Night at the Museum: Battle of the Smithsonian
I was pleasantly surprised with the original NIGHT AT THE MUSEUM. In what I figured was going to be nothing more than a quick paycheck for Mr. Stiller, it proved to be a decent film for the whole family. Even with that, I couldn’t help but groan when I heard they were making a sequel. However, once again, Mr. Stiller and company managed to surprise me by crafting a wholesome, intelligent film that turned out to be a good time.
We pick up a couple of years after the events of the first film, but now Larry Daley is a successful CEO of his own company and pretty far removed from his days at the museum. On a trip back to visit his old friends, he discovers that the museum is undergoing a massive renovation and that all of the old exhibits are being boxed up to be stored at the Smithsonian. After failing to stop the transfer, Larry gets a frantic call from Jebediah Smith (Owen Wilson) and Stiller must travel to Washington D.C. to rescue his friends.
Along with some familiar faces (Owen Wilson, Robin Williams, Steve Coogan), the sequel introduces us to a very charming Amelia Earhart, played wonderfully by the adorable Amy Adams. Watching her as Amelia, I couldn’t help but think that the film AMELIA would have been better with Amy instead of Hillary Swank. Amy Adams really stole the show and every scene with her in it was better because of her screen presence. Along with Earhart, we also get Al Capone (Jon Bernthal), Ivan the Terrible (Christopher Guest) and Napoleon Bonaparte (Alain Chabat). The evil trio is led by Kahmunrah, played by Hank Azaria, who also voiced The Thinker and Abe Lincoln. They and their henchman play the villains to Daley and his group of historical friends.
Like with most sequels, the second Museum film takes things up a notch and introduces more action and more characters to keep things rolling. Since they’re at the Smithsonian, nothing is off limits and virtually every historical figure in history is fair game. They even throw in some pop culture references to liven things up. The fun in the film comes from watching things come to life in the background as our heroes are making their way across the museum. Sure, it went over the top on several occasions and the screenwriters could use a lesson on historical dialect, but this isn’t a history lesson, it’s a fun film the whole family can appreciate. They only had 105 minutes, so they breeze through a few areas of the Smithsonian pretty quickly and have to pick and choose who they involve and who they don’t. Given the time constraints, I think they did a fine job and there are still plenty of characters available for the inevitable sequels.
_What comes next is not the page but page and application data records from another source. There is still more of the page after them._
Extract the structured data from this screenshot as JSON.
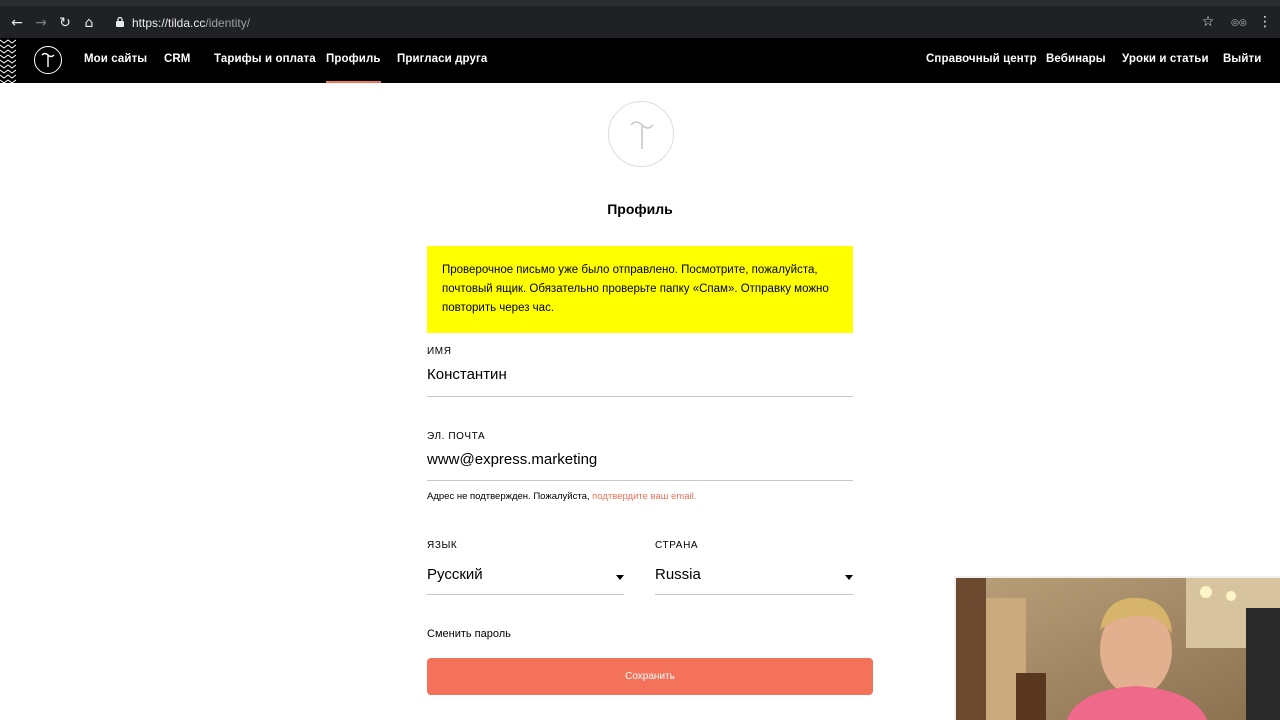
{
  "browser": {
    "url_host": "https://tilda.cc",
    "url_path": "/identity/"
  },
  "header": {
    "nav_left": [
      {
        "label": "Мои сайты"
      },
      {
        "label": "CRM"
      },
      {
        "label": "Тарифы и оплата"
      },
      {
        "label": "Профиль",
        "active": true
      },
      {
        "label": "Пригласи друга"
      }
    ],
    "nav_right": [
      {
        "label": "Справочный центр"
      },
      {
        "label": "Вебинары"
      },
      {
        "label": "Уроки и статьи"
      },
      {
        "label": "Выйти"
      }
    ]
  },
  "profile": {
    "title": "Профиль",
    "alert": "Проверочное письмо уже было отправлено. Посмотрите, пожалуйста, почтовый ящик. Обязательно проверьте папку «Спам». Отправку можно повторить через час.",
    "name_label": "имя",
    "name_value": "Константин",
    "email_label": "эл. почта",
    "email_value": "www@express.marketing",
    "email_hint": "Адрес не подтвержден. Пожалуйста, ",
    "email_hint_link": "подтвердите ваш email.",
    "language_label": "язык",
    "language_value": "Русский",
    "country_label": "страна",
    "country_value": "Russia",
    "change_password": "Сменить пароль",
    "save_button": "Сохранить"
  },
  "colors": {
    "accent": "#f4715a",
    "alert_bg": "#ffff00",
    "header_bg": "#000000"
  }
}
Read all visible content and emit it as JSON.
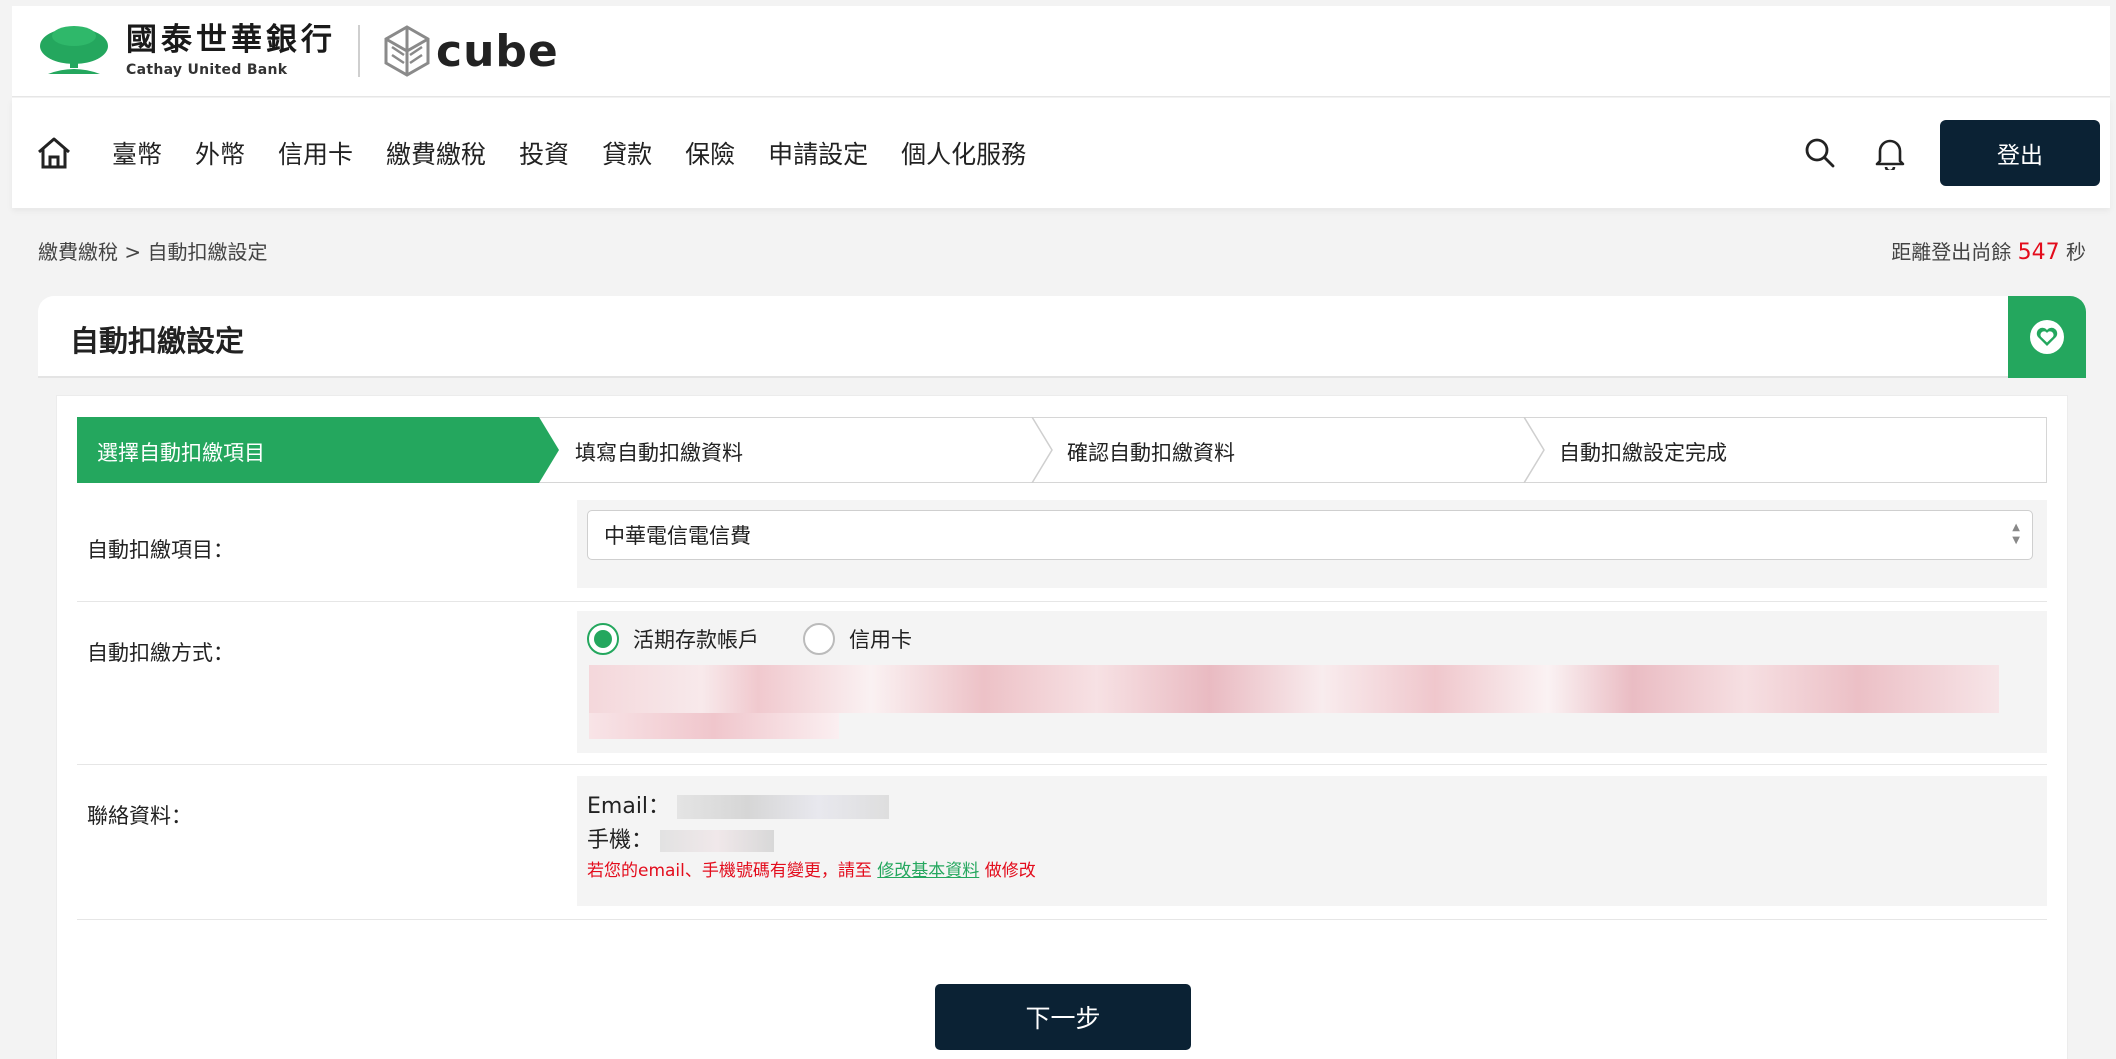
{
  "brand": {
    "bank_name_zh": "國泰世華銀行",
    "bank_name_en": "Cathay United Bank",
    "sub_brand": "cube",
    "primary_color": "#24a75e",
    "dark_color": "#0b2234"
  },
  "nav": {
    "home_icon": "home-icon",
    "items": [
      "臺幣",
      "外幣",
      "信用卡",
      "繳費繳稅",
      "投資",
      "貸款",
      "保險",
      "申請設定",
      "個人化服務"
    ],
    "search_icon": "search-icon",
    "bell_icon": "bell-icon",
    "logout_label": "登出"
  },
  "breadcrumb": "繳費繳稅 > 自動扣繳設定",
  "countdown": {
    "prefix": "距離登出尚餘",
    "seconds": "547",
    "suffix": "秒"
  },
  "page": {
    "title": "自動扣繳設定",
    "favorite_icon": "heart-icon"
  },
  "steps": [
    {
      "label": "選擇自動扣繳項目",
      "active": true
    },
    {
      "label": "填寫自動扣繳資料",
      "active": false
    },
    {
      "label": "確認自動扣繳資料",
      "active": false
    },
    {
      "label": "自動扣繳設定完成",
      "active": false
    }
  ],
  "form": {
    "item_label": "自動扣繳項目：",
    "item_value": "中華電信電信費",
    "method_label": "自動扣繳方式：",
    "method_options": [
      "活期存款帳戶",
      "信用卡"
    ],
    "method_selected": "活期存款帳戶",
    "contact_label": "聯絡資料：",
    "email_label": "Email：",
    "phone_label": "手機：",
    "note_prefix": "若您的email、手機號碼有變更，請至",
    "note_link": "修改基本資料",
    "note_suffix": "做修改"
  },
  "next_label": "下一步"
}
The simple way to put this is that if you liked the first one, you’ll probably love the second. I actually liked the second one better and felt that moving the action to the Smithsonian was a great move and really opened things up. Getting them out of the museum and introducing various themes (art, animals, aviation, etc.) kept everything fresh and made the story move along faster. Fans of the original will definitely not be disappointed with the sequel.